Thickness related textural properties of retinal nerve fiber layer in color fundus images
Author(s): Odstrcilik J, Kolar R, Tornow R, Jan J, Budai A, Mayer M, Vodakova M, Lämmer R, Lamos M, Kuna Z, Gazarek J, Kubena T, Cernosek P, Ronzhina M
Publication year: 2014
Journal issue: 6
Pages range: 508-16
Images of ocular fundus are routinely utilized in ophthalmology. Since an examination using fundus camera is relatively fast and cheap procedure, it can be used as a proper diagnostic tool for screening of retinal diseases such as the glaucoma. One of the glaucoma symptoms is progressive atrophy of the retinal nerve fiber layer (RNFL) resulting in variations of the RNFL thickness. Here, we introduce a novel approach to capture these variations using computer-aided analysis of the RNFL textural appearance in standard and easily available color fundus images. The proposed method uses the features based on Gaussian Markov random fields and local binary patterns, together with various regression models for prediction of the RNFL thickness. The approach allows description of the changes in RNFL texture, directly reflecting variations in the RNFL thickness. Evaluation of the method is carried out on 16 normal ("healthy") and 8 glaucomatous eyes. We achieved significant correlation (normals: ?=0.72±0.14; p<<0.05, glaucomatous: ?=0.58±0.10; p<<0.05) between values of the model predicted output and the RNFL thickness measured by optical coherence tomography, which is currently regarded as a standard glaucoma assessment device. The evaluation thus revealed good applicability of the proposed approach to measure possible RNFL thinning.

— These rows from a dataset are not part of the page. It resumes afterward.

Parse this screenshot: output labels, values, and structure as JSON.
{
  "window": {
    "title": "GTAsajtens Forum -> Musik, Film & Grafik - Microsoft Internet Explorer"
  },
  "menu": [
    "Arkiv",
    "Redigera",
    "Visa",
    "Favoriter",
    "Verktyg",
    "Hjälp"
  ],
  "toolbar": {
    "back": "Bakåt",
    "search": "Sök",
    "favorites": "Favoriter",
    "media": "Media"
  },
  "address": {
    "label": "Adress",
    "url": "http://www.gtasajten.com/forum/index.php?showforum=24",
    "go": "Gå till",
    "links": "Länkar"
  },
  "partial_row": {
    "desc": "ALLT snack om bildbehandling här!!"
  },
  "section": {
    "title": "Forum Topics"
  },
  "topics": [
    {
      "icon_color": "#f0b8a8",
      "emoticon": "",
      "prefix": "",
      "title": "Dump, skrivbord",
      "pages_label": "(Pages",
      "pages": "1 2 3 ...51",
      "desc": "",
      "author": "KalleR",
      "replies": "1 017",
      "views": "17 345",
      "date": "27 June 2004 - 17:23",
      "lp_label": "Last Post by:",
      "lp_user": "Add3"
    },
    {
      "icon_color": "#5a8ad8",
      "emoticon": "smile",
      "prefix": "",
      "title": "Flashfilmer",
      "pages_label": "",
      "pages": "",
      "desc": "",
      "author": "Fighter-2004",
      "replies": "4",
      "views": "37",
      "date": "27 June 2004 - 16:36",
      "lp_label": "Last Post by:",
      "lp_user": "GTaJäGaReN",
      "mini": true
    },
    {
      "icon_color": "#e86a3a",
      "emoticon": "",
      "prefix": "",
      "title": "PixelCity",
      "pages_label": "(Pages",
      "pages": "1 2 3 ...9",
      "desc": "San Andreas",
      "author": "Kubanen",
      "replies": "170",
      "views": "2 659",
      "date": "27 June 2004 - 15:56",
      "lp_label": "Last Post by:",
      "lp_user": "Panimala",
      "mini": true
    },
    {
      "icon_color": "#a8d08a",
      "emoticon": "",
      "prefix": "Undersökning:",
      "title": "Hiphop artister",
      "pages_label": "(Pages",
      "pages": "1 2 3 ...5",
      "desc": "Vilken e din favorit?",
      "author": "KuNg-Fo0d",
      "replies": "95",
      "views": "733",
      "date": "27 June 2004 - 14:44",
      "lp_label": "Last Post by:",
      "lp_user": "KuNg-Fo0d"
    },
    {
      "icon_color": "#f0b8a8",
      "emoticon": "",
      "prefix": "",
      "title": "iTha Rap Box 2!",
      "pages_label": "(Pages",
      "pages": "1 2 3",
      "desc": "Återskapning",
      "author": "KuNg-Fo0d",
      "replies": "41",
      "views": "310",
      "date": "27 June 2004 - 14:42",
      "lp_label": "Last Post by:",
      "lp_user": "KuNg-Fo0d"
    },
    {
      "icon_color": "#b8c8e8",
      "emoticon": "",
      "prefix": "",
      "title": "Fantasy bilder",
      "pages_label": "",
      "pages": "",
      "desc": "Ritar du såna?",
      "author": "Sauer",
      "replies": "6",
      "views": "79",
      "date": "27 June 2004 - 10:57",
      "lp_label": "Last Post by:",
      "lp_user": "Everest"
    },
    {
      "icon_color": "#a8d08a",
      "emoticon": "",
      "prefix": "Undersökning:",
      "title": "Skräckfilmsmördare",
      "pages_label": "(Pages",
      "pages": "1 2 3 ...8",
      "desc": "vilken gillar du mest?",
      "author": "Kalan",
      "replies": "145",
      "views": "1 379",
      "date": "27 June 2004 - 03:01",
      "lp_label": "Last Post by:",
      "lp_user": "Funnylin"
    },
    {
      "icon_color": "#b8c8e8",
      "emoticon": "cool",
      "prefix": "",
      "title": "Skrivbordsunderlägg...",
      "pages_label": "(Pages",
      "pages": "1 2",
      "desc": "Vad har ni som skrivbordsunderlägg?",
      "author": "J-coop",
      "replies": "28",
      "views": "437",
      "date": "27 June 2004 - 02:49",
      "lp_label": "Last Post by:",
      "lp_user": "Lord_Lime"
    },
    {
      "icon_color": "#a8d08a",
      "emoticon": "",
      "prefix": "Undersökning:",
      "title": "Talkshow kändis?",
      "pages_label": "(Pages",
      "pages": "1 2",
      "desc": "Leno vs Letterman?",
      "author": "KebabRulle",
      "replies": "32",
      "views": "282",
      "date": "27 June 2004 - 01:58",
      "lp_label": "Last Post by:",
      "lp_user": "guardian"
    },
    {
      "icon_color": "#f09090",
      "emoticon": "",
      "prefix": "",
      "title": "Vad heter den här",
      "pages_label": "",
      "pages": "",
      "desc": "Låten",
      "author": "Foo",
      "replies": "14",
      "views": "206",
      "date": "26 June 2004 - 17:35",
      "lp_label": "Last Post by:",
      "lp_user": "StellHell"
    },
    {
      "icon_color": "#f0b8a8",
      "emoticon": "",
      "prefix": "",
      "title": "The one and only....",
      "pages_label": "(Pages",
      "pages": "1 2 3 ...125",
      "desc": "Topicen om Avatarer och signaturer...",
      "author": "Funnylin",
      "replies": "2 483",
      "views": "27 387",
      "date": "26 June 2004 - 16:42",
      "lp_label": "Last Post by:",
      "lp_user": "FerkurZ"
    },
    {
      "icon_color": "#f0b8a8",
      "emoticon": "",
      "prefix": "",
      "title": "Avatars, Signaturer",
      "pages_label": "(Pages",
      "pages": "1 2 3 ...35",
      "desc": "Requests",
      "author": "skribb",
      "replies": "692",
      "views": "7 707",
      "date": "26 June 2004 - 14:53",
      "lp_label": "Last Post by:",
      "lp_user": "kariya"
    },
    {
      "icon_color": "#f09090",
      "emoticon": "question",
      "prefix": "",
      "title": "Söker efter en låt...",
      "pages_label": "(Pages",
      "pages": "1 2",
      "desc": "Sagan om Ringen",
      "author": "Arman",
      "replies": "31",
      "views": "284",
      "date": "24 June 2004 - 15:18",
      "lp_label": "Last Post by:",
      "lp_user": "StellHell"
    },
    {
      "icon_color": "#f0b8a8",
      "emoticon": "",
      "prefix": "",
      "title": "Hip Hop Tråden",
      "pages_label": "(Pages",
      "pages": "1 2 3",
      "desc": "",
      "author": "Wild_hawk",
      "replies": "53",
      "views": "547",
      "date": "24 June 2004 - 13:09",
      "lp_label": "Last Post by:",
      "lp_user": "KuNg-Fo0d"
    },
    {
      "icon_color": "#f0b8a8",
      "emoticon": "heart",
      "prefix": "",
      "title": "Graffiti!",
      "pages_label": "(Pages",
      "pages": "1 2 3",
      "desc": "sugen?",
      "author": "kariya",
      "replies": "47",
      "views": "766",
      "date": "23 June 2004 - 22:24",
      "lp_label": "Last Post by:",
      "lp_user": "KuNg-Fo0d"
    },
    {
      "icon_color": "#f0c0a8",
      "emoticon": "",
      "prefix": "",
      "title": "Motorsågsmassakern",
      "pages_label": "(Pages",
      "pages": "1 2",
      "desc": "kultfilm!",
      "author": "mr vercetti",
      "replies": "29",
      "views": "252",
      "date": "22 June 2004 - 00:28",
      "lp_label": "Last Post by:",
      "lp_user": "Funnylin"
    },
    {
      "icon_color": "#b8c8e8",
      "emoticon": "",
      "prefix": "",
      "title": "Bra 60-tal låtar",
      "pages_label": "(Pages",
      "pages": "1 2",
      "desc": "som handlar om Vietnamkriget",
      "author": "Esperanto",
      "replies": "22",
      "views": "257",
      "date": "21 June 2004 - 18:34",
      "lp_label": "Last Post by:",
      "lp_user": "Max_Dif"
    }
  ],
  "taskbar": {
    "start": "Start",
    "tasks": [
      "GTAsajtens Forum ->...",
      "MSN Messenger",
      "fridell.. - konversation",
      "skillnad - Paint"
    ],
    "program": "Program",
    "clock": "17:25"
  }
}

FAU Authors / FAU Editors How to cite
APA: Odstrcilik, J., Kolar, R., Tornow, R., Jan, J., Budai, A., Mayer, M.,... Ronzhina, M. (2014). Thickness related textural properties of retinal nerve fiber layer in color fundus images. Computerized Medical Imaging and Graphics, 38(6), 508-16.
MLA: Odstrcilik, Jan, et al. "Thickness related textural properties of retinal nerve fiber layer in color fundus images." Computerized Medical Imaging and Graphics 38.6 (2014): 508-16.